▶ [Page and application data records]
******************************
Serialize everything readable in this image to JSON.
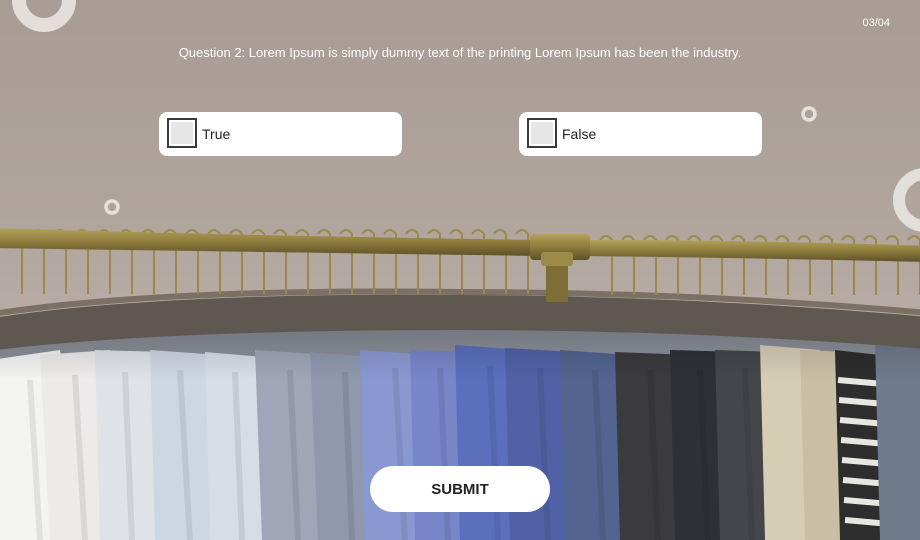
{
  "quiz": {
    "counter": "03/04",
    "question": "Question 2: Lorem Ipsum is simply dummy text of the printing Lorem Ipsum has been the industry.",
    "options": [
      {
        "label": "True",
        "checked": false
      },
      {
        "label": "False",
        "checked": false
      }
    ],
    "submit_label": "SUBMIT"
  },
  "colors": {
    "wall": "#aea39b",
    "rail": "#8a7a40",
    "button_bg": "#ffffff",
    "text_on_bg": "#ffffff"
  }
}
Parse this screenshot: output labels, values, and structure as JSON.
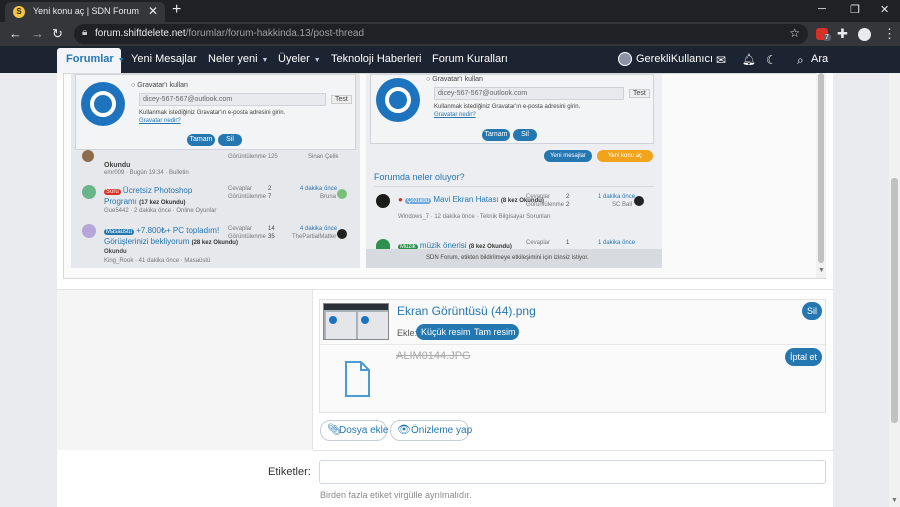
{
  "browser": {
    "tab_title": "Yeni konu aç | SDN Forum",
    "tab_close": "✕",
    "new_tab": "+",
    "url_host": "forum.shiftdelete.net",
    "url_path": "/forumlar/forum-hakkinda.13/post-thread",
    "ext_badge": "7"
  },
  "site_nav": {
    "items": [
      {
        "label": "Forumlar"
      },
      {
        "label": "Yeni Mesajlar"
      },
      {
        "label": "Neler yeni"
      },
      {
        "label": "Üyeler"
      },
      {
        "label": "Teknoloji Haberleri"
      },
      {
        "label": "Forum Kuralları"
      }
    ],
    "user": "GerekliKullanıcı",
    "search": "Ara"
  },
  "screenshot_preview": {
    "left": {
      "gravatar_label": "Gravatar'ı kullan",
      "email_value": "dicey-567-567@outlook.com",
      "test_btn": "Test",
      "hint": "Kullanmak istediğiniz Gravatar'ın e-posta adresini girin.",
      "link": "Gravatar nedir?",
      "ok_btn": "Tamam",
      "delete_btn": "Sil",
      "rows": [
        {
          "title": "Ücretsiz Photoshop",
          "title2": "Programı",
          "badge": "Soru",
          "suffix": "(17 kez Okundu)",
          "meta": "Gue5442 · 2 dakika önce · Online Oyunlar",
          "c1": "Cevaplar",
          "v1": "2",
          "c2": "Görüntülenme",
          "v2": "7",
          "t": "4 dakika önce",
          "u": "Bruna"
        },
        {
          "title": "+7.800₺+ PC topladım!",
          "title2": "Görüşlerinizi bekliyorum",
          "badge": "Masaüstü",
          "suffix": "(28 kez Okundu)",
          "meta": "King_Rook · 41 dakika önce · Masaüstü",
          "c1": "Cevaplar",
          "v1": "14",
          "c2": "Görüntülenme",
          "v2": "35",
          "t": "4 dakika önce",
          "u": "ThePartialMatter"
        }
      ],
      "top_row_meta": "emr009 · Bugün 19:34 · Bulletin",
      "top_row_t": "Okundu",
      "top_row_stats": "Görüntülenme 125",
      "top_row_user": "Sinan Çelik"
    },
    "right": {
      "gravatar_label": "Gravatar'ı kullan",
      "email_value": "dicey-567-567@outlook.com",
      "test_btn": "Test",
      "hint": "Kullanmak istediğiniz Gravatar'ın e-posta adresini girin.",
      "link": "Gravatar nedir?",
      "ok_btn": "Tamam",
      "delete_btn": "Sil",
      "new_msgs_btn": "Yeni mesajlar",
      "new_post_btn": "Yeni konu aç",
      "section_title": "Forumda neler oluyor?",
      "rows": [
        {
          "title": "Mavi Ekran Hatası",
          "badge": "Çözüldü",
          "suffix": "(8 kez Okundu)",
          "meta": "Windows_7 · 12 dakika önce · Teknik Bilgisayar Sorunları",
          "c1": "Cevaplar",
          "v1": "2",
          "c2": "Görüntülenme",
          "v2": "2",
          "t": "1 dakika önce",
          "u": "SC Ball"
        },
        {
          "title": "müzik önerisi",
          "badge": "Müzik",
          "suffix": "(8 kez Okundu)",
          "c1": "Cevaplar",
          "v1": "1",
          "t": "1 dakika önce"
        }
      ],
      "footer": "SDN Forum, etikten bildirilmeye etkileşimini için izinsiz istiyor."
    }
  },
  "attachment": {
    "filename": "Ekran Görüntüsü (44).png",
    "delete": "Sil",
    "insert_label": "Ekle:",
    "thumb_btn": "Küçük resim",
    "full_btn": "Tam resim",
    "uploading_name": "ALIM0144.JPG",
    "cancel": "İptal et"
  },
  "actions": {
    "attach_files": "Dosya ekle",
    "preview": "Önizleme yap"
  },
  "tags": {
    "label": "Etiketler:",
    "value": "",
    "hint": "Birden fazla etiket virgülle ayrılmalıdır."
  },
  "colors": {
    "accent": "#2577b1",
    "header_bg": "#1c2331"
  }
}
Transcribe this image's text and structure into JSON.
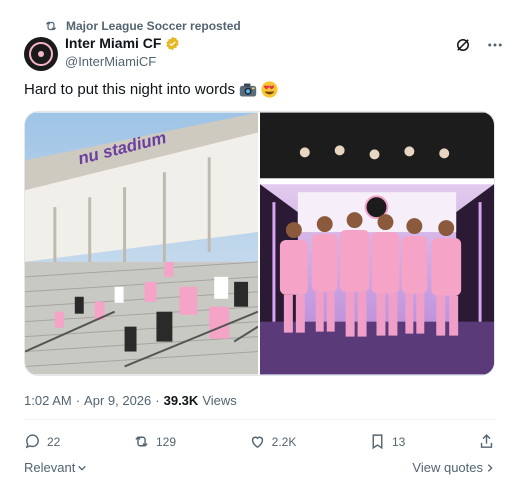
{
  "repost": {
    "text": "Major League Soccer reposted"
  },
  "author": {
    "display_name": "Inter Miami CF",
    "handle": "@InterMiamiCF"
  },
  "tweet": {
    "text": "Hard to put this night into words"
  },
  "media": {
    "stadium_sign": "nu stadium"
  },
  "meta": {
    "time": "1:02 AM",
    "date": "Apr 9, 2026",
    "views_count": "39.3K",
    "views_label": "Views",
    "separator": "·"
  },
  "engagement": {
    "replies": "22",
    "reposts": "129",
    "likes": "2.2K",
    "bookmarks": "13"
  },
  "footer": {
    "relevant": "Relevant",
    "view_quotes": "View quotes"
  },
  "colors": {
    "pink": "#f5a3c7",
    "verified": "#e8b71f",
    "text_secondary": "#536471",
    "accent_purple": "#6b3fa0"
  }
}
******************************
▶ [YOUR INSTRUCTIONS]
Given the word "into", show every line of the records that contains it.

▶ [EXPECTED ANSWER]
Transcribe this image's text and structure into JSON.
    "text": "Hard to put this night into words"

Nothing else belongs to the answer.